#### Directions for this task:
The answer is a single number: the count of lines in the records below that contain the word "icon".

#### Element data from apps and pages:
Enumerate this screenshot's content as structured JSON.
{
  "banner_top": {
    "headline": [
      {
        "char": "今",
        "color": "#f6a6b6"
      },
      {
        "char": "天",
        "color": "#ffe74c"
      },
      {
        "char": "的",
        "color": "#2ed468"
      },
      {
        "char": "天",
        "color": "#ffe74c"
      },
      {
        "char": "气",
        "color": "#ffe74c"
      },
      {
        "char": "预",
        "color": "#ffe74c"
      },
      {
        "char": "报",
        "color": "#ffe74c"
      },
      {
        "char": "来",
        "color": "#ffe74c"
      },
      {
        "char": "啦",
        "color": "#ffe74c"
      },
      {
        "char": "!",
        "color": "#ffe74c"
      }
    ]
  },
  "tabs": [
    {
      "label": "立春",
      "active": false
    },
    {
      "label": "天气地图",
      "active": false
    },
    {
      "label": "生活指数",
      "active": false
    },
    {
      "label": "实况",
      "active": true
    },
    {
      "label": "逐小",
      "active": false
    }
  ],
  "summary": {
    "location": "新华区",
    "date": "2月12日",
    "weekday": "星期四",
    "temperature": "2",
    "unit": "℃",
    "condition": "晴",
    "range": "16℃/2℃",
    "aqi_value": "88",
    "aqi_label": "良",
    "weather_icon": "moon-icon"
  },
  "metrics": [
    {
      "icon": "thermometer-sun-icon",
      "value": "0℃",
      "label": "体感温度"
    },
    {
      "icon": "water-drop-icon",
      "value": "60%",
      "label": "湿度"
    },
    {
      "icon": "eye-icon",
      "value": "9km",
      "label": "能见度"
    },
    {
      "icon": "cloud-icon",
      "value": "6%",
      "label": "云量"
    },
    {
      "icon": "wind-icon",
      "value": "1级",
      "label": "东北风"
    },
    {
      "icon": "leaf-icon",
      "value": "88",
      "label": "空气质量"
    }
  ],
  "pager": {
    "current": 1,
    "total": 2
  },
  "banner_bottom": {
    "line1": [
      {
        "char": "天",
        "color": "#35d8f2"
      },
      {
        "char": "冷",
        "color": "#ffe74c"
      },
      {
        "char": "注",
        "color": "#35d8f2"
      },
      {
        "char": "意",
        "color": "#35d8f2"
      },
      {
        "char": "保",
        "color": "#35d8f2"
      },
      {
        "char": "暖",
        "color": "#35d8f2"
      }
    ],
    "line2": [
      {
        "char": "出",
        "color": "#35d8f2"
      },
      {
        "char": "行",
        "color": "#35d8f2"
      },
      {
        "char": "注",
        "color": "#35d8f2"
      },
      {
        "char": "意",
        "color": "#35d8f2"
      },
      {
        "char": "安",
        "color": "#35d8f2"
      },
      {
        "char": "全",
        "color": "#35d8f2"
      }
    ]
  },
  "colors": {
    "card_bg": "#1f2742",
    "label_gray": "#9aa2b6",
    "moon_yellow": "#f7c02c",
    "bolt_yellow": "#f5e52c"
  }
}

#### Expected answer:
7